Note that the list of foods to avoid will not be the same for everyone. Lyme disease affects each person differently; symptoms, co-infections, and response to treatments are highly individual. Green tea, for example, is recommended for some people since it can reduce oxidative stress and help with antibiotic treatment, yet Desiree has it on her avoid list.
Desiree also says “I have to buy everything organic or else I really suffer. Especially with chicken, if it is not organic, I get really bad stomach pains from the GMO substances.”
In addition to dietary measures, Desiree includes the following treatments and remedies as part of her life.
Acupuncture. Regular acupuncture sessions were instrumental in:
- Decreasing mood swings, which were accompanied by anxiety, aggression, and depression
- Improving sleep
- Eliminating floaters that had bothered her vision
- Relieving joint pain and muscle spasms
- Resolving her irregular menstrual cycle
- Restoring balance to her major organs and her entire body
In the beginning, Desiree had two to three acupuncture sessions per week, but that was soon reduced to once to twice a week, and now she goes once a month.
Exercise. Desiree practices moksha yoga (hot yoga) three to four times a week along with Body Art, which is a combination of tribal dance, yoga, Pilates, and qigong. Although Lyme disease is often accompanied by fatigue, intense exercise during and after treatment can help ward off the disease while the extra oxygen can help destroy the bacteria.
Homeopathic remedies. She is taking three different homeopathic remedies for kidney infections, inflammation, liver congestion, and lymph drainage (which helps fight systemic infections).
Herbal remedies. Two remedies (garlic pills and oregano oil) are for candida. Another combination herbal product (containing artichoke, dandelion, milk thistle, among others) is for detox.
Electrolyte formulas. Two different electrolyte remedies (one also contains trace minerals) were prescribed to help maintain electrolyte levels.
Vitamins. Desiree takes three vitamin formulas: a super B complex, an alkalizing C vitamin, and vitamin D (as drops).
Other natural remedies. Also prescribed were a combination of digestive enzymes and herbs for gastrointestinal tract health, d-ribose (a simple sugar, monosaccharide) that can boost muscle energy, and a moringa oleifera-based product that contains 90-plus vitamins, minerals, omega oils, proteins, and antioxidants. Moringa oleifera is a tree whose leaves, in particular, are especially rich in nutrients.
As a massage therapist, Desiree has an opportunity to work with individuals who have signs and symptoms of Lyme disease. “My goal is to help educate people the best way that I can, and this is by sharing any knowledge that I have.”
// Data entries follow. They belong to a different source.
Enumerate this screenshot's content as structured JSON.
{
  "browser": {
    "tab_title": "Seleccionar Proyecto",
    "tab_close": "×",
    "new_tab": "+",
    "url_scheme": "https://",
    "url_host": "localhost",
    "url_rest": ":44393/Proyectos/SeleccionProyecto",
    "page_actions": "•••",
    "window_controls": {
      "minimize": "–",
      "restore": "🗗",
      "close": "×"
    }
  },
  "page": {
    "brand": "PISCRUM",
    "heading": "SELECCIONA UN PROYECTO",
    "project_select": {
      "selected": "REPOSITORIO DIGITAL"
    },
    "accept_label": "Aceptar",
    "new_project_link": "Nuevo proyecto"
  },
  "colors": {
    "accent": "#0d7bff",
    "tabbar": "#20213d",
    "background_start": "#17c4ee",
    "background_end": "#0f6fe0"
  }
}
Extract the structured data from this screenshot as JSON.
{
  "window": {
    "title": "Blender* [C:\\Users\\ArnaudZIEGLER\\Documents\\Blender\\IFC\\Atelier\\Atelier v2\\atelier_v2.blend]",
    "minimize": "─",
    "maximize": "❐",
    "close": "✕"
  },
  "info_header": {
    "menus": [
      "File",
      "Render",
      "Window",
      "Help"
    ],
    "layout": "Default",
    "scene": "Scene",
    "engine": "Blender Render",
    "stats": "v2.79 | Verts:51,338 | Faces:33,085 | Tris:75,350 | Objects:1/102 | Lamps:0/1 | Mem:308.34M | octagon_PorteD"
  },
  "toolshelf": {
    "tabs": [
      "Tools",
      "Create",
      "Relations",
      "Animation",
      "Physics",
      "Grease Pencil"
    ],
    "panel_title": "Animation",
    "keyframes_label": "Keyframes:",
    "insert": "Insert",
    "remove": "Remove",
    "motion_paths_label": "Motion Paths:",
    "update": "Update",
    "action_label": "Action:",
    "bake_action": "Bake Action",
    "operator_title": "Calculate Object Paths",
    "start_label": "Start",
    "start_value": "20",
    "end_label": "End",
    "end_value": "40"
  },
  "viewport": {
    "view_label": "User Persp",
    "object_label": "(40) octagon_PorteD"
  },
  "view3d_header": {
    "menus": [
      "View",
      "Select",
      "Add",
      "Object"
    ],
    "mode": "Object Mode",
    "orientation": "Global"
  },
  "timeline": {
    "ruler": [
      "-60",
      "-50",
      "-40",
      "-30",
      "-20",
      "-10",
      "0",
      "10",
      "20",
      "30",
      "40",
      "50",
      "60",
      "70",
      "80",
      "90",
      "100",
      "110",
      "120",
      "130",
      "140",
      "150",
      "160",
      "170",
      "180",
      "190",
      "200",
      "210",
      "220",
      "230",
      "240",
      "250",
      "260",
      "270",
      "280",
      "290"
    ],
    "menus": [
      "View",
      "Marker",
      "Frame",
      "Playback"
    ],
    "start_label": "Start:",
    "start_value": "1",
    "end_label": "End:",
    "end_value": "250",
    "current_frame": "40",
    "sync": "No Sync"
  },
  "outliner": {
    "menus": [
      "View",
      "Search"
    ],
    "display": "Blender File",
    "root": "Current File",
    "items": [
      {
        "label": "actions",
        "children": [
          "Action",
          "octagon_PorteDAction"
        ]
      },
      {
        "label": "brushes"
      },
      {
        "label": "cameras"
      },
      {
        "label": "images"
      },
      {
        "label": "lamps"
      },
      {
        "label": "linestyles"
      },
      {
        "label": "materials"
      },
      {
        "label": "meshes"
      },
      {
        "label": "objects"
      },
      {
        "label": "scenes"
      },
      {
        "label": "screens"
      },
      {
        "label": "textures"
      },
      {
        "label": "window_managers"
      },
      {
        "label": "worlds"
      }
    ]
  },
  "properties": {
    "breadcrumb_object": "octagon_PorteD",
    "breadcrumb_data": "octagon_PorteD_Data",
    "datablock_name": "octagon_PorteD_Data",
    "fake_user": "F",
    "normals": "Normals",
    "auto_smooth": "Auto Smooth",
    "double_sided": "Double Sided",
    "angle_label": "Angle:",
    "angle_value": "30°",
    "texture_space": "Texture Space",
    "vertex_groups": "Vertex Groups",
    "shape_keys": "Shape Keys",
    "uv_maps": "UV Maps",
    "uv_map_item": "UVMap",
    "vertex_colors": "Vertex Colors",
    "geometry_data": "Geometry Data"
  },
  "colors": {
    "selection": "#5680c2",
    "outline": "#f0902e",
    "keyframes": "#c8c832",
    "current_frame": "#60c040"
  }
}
Treatment of Lyme disease requires a highly individual approach. The remedies Desiree uses are examples of the many options that are available. It is best for patients to find knowledgeable professionals who can guide them in selecting the treatment course that fits their specific needs.
Image: Oscar Rethwill